This is a helpful article written and posted by Brook Road Academy, a day school in Richmond Virginia that welcomes school refusal kids and their families.
“If you got lost on a dark and windy road, and your GPS didn’t work, you’d probably feel pretty nervous. Which way should you turn? How do you get through this?
Now imagine you found a road sign, but it’s in a foreign language. What now?
Figuring out how to lead your child through school refusal can feel just like that – confusing and scary.
School refusal is often something parents weren’t familiar with until their child started showing signs. Their kids might complain of stomach aches, headaches or body pains, showing such severe anxiety that they stay home from school.
Factors To Consider When Deciding To Pursue A School Refusal Treatment Program
Treating school refusal can sometimes be done successfully at home, with support from your child’s school. But, if you think your child’s behavior is severe, a school refusal treatment program might be necessary.
These four considerations can help you make this serious decision.
1. Chronic School Refusal Behavior
“Chronic” behavior means that your child is demonstrating a persistent pattern of school refusal, lasting weeks or more, with no sign of improvement.
The longer the school refusal behavior lasts, the more difficult it will be for your child to re-enter school.
If your child has been demonstrating school refusal behavior for a long time, it might be time to consult professional help.
2. DIY Strategies Don’t Work
Some parents help their kids overcome school refusal by implementing techniques such as deep breathing, positive role modeling and strict routines. But, many other parents try the same techniques with no success.
If you have exhausted every strategy possible, enlisting help from a school refusal treatment program is a logical next step.
Mental health professionals can help your child – and you – understand the complexities of your
child’s behavior and implement strategies that will be more effective for your child’s unique situation.
3. Impact On Your Child’s Social & Academic Life
School refusal behavior isn’t isolated to morning aches and pains, and it doesn’t affect only the family. Some kids experience such extreme cases of school refusal that they feel unable to function at school. Anxiety associated with school refusal inhibits kids’ ability to learn, and it can isolate them from their peers.
If kids stay home altogether, they can fall behind in school and lose important socialization time
with classmates. The longer this persists, the more gravely it will impact their futures.
Getting professional treatment and understanding how to treat school refusal symptoms will help your child get back onto the right track.
4. Possible Comorbidity
School refusal behavior is often a symptom of a serious mental health issue, such as separation anxiety, social anxiety or depression.
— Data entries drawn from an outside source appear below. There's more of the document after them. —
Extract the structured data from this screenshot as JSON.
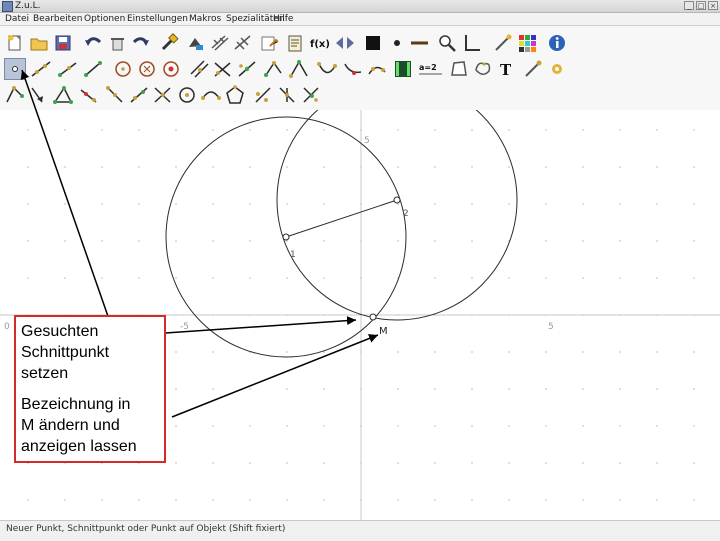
{
  "window": {
    "title": "Z.u.L."
  },
  "menu": {
    "items": [
      "Datei",
      "Bearbeiten",
      "Optionen",
      "Einstellungen",
      "Makros",
      "Spezialitäten",
      "Hilfe"
    ]
  },
  "toolbar": {
    "row1": [
      "new-file-icon",
      "open-file-icon",
      "save-file-icon",
      "undo-icon",
      "delete-icon",
      "redo-icon",
      "hammer-icon",
      "paint-icon",
      "grid-icon",
      "lines-icon",
      "text-doc-icon",
      "clipboard-icon",
      "function-icon",
      "arrows-icon",
      "black-square-icon",
      "dot-icon",
      "dash-icon",
      "zoom-icon",
      "axis-icon",
      "wand-icon",
      "color-grid-icon",
      "info-icon"
    ],
    "function_label": "f(x)",
    "text_tool_label": "T",
    "equals_label": "a=2",
    "row2": [
      "point-tool-icon",
      "line-icon",
      "ray-icon",
      "segment-icon",
      "circle-icon",
      "circle-radius-icon",
      "circle-fixed-icon",
      "parallel-icon",
      "perpendicular-icon",
      "midpoint-icon",
      "angle-icon",
      "triangle-points-icon",
      "arc-icon",
      "conic-icon",
      "bisector-icon",
      "animation-icon",
      "expression-icon",
      "polygon-icon",
      "curve-icon",
      "text-tool-icon",
      "hide-icon",
      "pen-icon"
    ],
    "row3": [
      "move-icon",
      "vector-icon",
      "triangle-icon",
      "circle-compass-icon",
      "mirror-icon",
      "rotate-icon",
      "quadrilateral-icon",
      "ring-icon",
      "locus-icon",
      "pentagon-icon",
      "fixed-segment-icon",
      "tangent-icon",
      "angle-bisector-icon"
    ]
  },
  "canvas": {
    "axis_labels": {
      "x_neg": "-5",
      "x_pos": "5",
      "y_pos": "5",
      "left_edge": "0"
    },
    "point_labels": {
      "p1": "1",
      "p2": "2",
      "intersection": "M"
    }
  },
  "annotation": {
    "line1": "Gesuchten",
    "line2": "Schnittpunkt",
    "line3": "setzen",
    "line4": "Bezeichnung in",
    "line5": "M ändern und",
    "line6": "anzeigen lassen"
  },
  "status": {
    "text": "Neuer Punkt, Schnittpunkt oder Punkt auf Objekt (Shift fixiert)"
  },
  "colors": {
    "callout_border": "#d62a2a",
    "arrow": "#000000",
    "grid_dot": "#c8c8c8"
  }
}
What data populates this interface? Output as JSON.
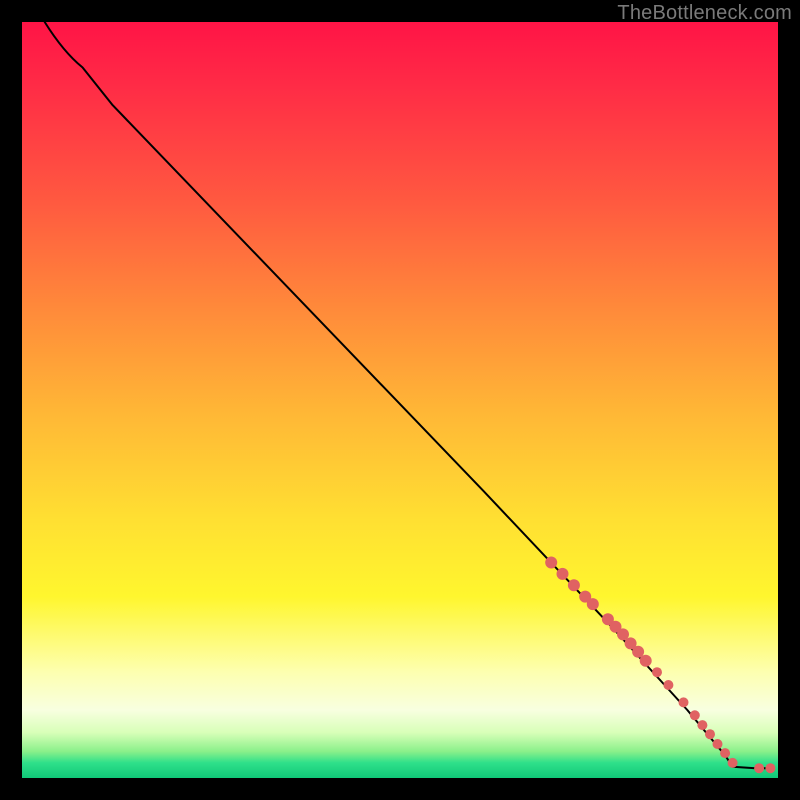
{
  "watermark": "TheBottleneck.com",
  "colors": {
    "marker": "#e06262",
    "curve": "#000000",
    "gradient_stops": [
      {
        "pos": 0,
        "hex": "#ff1446"
      },
      {
        "pos": 0.24,
        "hex": "#ff5a40"
      },
      {
        "pos": 0.52,
        "hex": "#ffb836"
      },
      {
        "pos": 0.76,
        "hex": "#fff62e"
      },
      {
        "pos": 0.94,
        "hex": "#d8ffb8"
      },
      {
        "pos": 1.0,
        "hex": "#10c878"
      }
    ]
  },
  "chart_data": {
    "type": "line",
    "title": "",
    "xlabel": "",
    "ylabel": "",
    "xlim": [
      0,
      100
    ],
    "ylim": [
      0,
      100
    ],
    "note": "x,y are normalized 0..100 within the colored plot area; y is descending from top. Curve runs from top-left to bottom-right; markers cluster on the lower-right segment.",
    "series": [
      {
        "name": "curve",
        "kind": "path",
        "points": [
          {
            "x": 3,
            "y": 0
          },
          {
            "x": 8,
            "y": 6
          },
          {
            "x": 12,
            "y": 11
          },
          {
            "x": 61,
            "y": 62
          },
          {
            "x": 78,
            "y": 80
          },
          {
            "x": 88,
            "y": 91
          },
          {
            "x": 93,
            "y": 97
          },
          {
            "x": 94,
            "y": 98.5
          },
          {
            "x": 97,
            "y": 98.7
          },
          {
            "x": 99,
            "y": 98.7
          }
        ]
      },
      {
        "name": "markers",
        "kind": "scatter",
        "points": [
          {
            "x": 70.0,
            "y": 71.5,
            "r": 6
          },
          {
            "x": 71.5,
            "y": 73.0,
            "r": 6
          },
          {
            "x": 73.0,
            "y": 74.5,
            "r": 6
          },
          {
            "x": 74.5,
            "y": 76.0,
            "r": 6
          },
          {
            "x": 75.5,
            "y": 77.0,
            "r": 6
          },
          {
            "x": 77.5,
            "y": 79.0,
            "r": 6
          },
          {
            "x": 78.5,
            "y": 80.0,
            "r": 6
          },
          {
            "x": 79.5,
            "y": 81.0,
            "r": 6
          },
          {
            "x": 80.5,
            "y": 82.2,
            "r": 6
          },
          {
            "x": 81.5,
            "y": 83.3,
            "r": 6
          },
          {
            "x": 82.5,
            "y": 84.5,
            "r": 6
          },
          {
            "x": 84.0,
            "y": 86.0,
            "r": 5
          },
          {
            "x": 85.5,
            "y": 87.7,
            "r": 5
          },
          {
            "x": 87.5,
            "y": 90.0,
            "r": 5
          },
          {
            "x": 89.0,
            "y": 91.7,
            "r": 5
          },
          {
            "x": 90.0,
            "y": 93.0,
            "r": 5
          },
          {
            "x": 91.0,
            "y": 94.2,
            "r": 5
          },
          {
            "x": 92.0,
            "y": 95.5,
            "r": 5
          },
          {
            "x": 93.0,
            "y": 96.7,
            "r": 5
          },
          {
            "x": 94.0,
            "y": 98.0,
            "r": 5
          },
          {
            "x": 97.5,
            "y": 98.7,
            "r": 5
          },
          {
            "x": 99.0,
            "y": 98.7,
            "r": 5
          }
        ]
      }
    ]
  }
}
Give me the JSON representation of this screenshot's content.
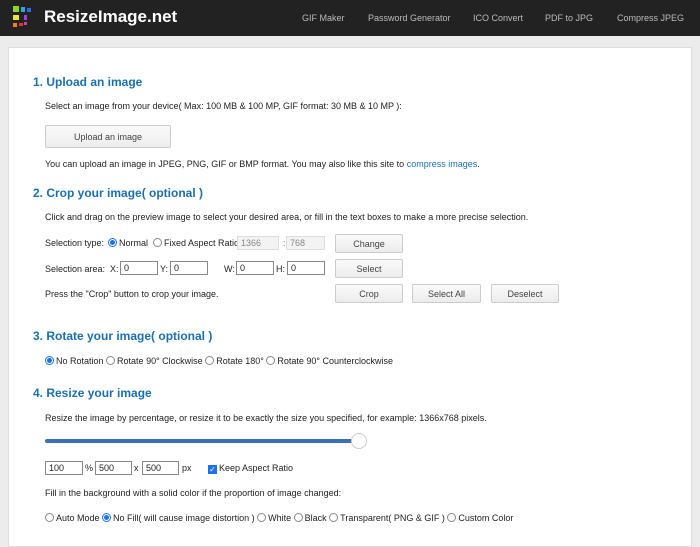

Left untreated, kids who suffer from these disorders have been known to self-medicate with drugs or alcohol, fall behind in school and develop other mental health issues later in life.
Seeking the help of a mental health professional early is crucial to the long-term health of your child. Tools such as a School Refusal Assessment Scale can measure the function of school refusal and treat a child more effectively.
What Does A School Refusal Treatment Program Involve?
Any good school refusal treatment program will begin with a thorough evaluation of your child, which will allow them to create the most effective course of treatment, unique to your child’s needs.
Your child’s treatment program will also collaborate with you and your child’s school, as excellent communication among the home, school and the treatment facility is crucial to your child’s success.
But the type of therapy provided will vary depending on the program and on the child.
Therapies used in school refusal treatment programs can include, but are not limited to the following:
Cognitive Behavioral Therapy (CBT)
CBT teaches kids to understand their anxieties and how they are triggered. Kids also learn strategies that help them face anxiety-producing situations and adapt to them.
Part of CBT involves graded exposure, in which kids gradually re-enter anxiety-producing environments in small increments.
Parent Training & Family Therapy
Parent Training and Family Therapy provide support and counseling for more than just the school refusing child.
This type of treatment aims to help all family members gain a better understanding of school refusal and learn the most effective strategies to cope with it.
Mental health professionals help school-refusing children learn to work through anxieties by focusing on deep breathing and positive imagery.
Social Skills Training
Kids who feel paralyzed in the social environment of school can benefit from social skills training.
This type of treatment teaches kids strategies to interact with their peers and gain confidence in a social setting.
Dialectical Behavior Therapy (DBT)
DBT teaches kids to use mindfulness and regulate their emotions.
A unique component of this therapy provides parents and kids real-time coaching over the phone or online. This coaching occurs in the morning when school refusing behavior is generally the most acute.
DBT is not yet widely used in school refusal treatment programs, and studies are examining how its effectiveness compares to that of others.”